You've seen automated recommendations everywhere - on Netflix's home page, on YouTube, and on Amazon as these machine learning algorithms learn about your unique interests, and show the best products or content for you as an individual. These technologies have become central to the largest, most prestigious tech employers out there, and by understanding how they work, you'll become very valuable to them.
We'll cover tried and true recommendation algorithms based on neighborhood-based collaborative filtering, and work our way up to more modern techniques including matrix factorization and even deep learning with artificial neural networks. Along the way, you'll learn from Frank's extensive industry experience to understand the real-world challenges you'll encounter when applying these algorithms at large scale and with real-world data.
Recommender systems are complex; don't enroll in this course expecting a learn-to-code type of format. There's no recipe to follow on how to make a recommender system; you need to understand the different algorithms and how to choose when to apply each one for a given situation. We assume you already know how to code.
However, this course is very hands-on; you'll develop your own framework for evaluating and combining many different recommendation algorithms together, and you'll even build your own neural networks using Tensorflow to generate recommendations from real-world movie ratings from real people. We'll cover:
Building a recommendation engine
Evaluating recommender systems
Content-based filtering using item attributes
Neighborhood-based collaborative filtering with user-based, item-based, and KNN CF
Model-based methods including matrix factorization and SVD
Applying deep learning, AI, and artificial neural networks to recommendations
Session-based recommendations with recursive neural networks
Scaling to massive data sets with Apache Spark machine learning, Amazon DSSTNE deep learning, and AWS SageMaker with factorization machines
Real-world challenges and solutions with recommender systems
Case studies from YouTube and Netflix
Building hybrid, ensemble recommenders
This comprehensive course takes you all the way from the early days of collaborative filtering, to bleeding-edge applications of deep neural networks and modern machine learning techniques for recommending the best items to every individual user.
The coding exercises in this course use the Python programming language. We include an intro to Python if you're new to it, but you'll need some prior programming experience in order to use this course successfully. We also include a short introduction to deep learning if you are new to the field of artificial intelligence, but you'll need to be able to understand new computer algorithms.

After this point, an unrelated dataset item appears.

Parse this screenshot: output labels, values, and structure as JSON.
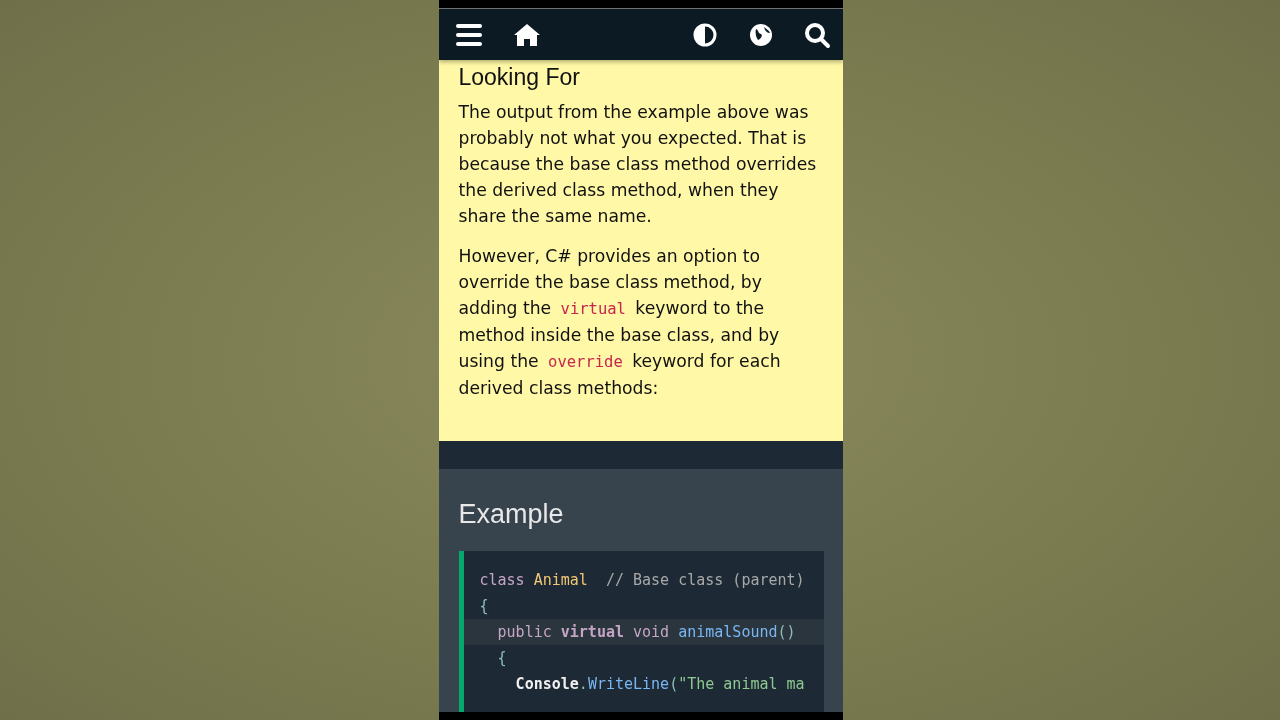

High-quality, hand-edited English closed captions are included to help you follow along.
I hope to see you in the course soon!
- Software developers interested in applying machine learning and deep learning to product or content recommendations
- Engineers working at, or interested in working at large e-commerce or web companies
- Computer Scientists interested in the latest recommender system theory and research